  • de
  • in
  • dis

Here are some examples of common suffixes that change a word into a noun:

  • -acy
    private → privacy
  • -ism
    optimist → optimism
  • -ance
    maintain → maintenance
  • -er
    train → trainer

If you want to learn more about prefixes and suffixes, we've got an article that covers everything you need to know. Check it out here.

Singular vs Plural

Nouns can be either singular or plural. Their basic form is singular; to pluralize them, you must follow a certain set of rules.

Sometimes it's as simple as adding -es to the end of the word, like for words ending in -s, -ss, -sh, -ch, or -x.

  • bus → buses
  • pass → passes
  • church → churches

Sometimes you'll have the option to add either -es or -s, like with words ending in -o.

  • piano → pianos
  • volcano → volcanoes
  • hero → heroes

And other times yet, you'll need to change some of the letters in the word first. That might look like adding a -z and then the plural ending:

  • quiz → quizzes

Or changing the -to an -f:

  • wife → wives

So yes, the rules are a bit more complex than simply adding an -s or an -es, like many would like to believe. I would like to believe that myself, as it would make life much easier!

To learn about pluralization rules in more depth, check out this article.

Concluding Thoughts on English Mechanics

That concludes this article on English mechanics. I hope you found it helpful.

Let's summarize what we've learned:

  • English mechanics exist to help us express ourselves accurately in writing.
  • The four main aspects of English mechanics are word order, capitalization, spelling, and punctuation.
  • Important aspects also include abbreviations, prefixes and suffixes, and pluralizing nouns.

If you found this article helpful and would like to learn more, check out our Grammar Book, a free online database of grammar articles just like this one.

We encourage you to share this article on Twitter and Facebook.

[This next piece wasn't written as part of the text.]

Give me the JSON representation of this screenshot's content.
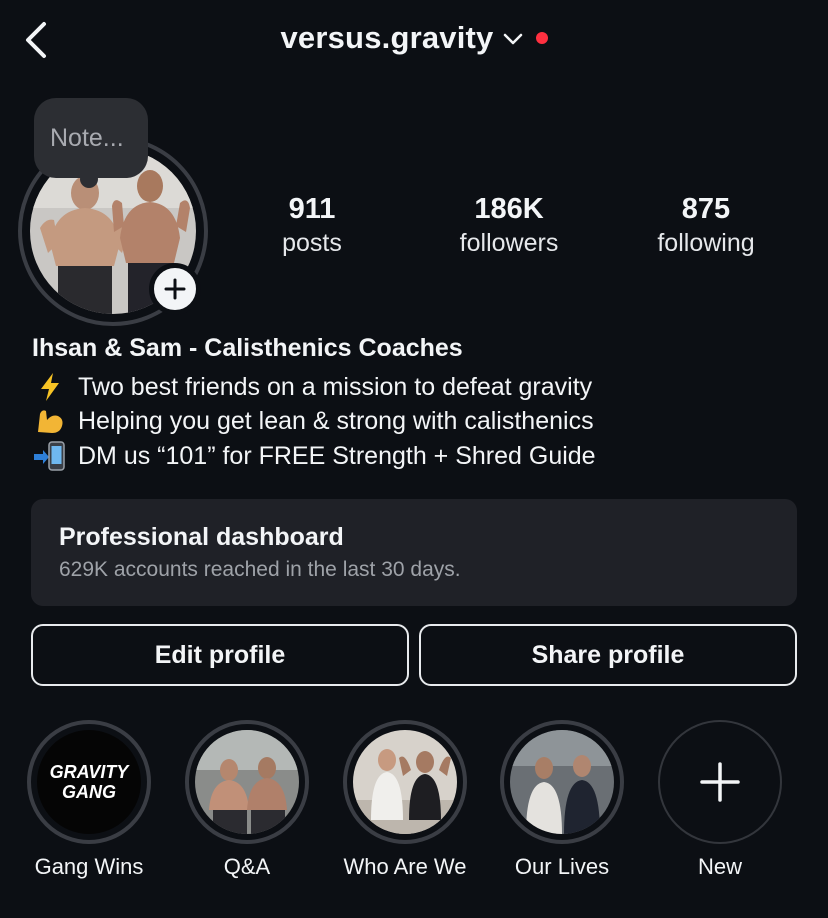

Just click those two links - you'll see why.

It's important to share the news to spread the truth. Most people won't.

Written By:
Carly Forsaith
Carly Forsaith is one of the lead freelance writers for WritingTips.org. Carly is a copywriter who has been writing about the English language for over 3 years. Before that, she was a teacher in Thailand, helping people learn English as a second language. She is a total grammar nerd and spends her time spotting language errors on signs and on the internet.

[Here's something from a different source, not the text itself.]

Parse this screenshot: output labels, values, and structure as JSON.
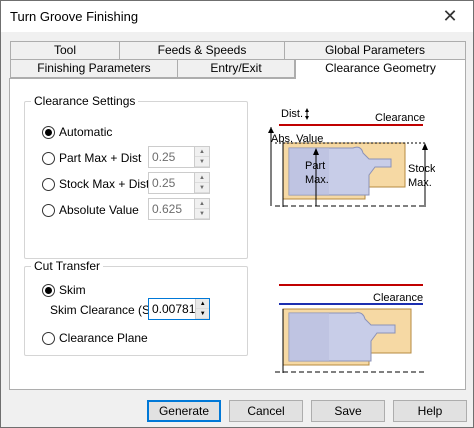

Add new comment

Your email address will not be published. Required fields are marked *

WritingTips.org Newsletter
Receive information on
new articles posted, important topics, and tips.
Join Now
We won't send you spam. Unsubscribe at any time.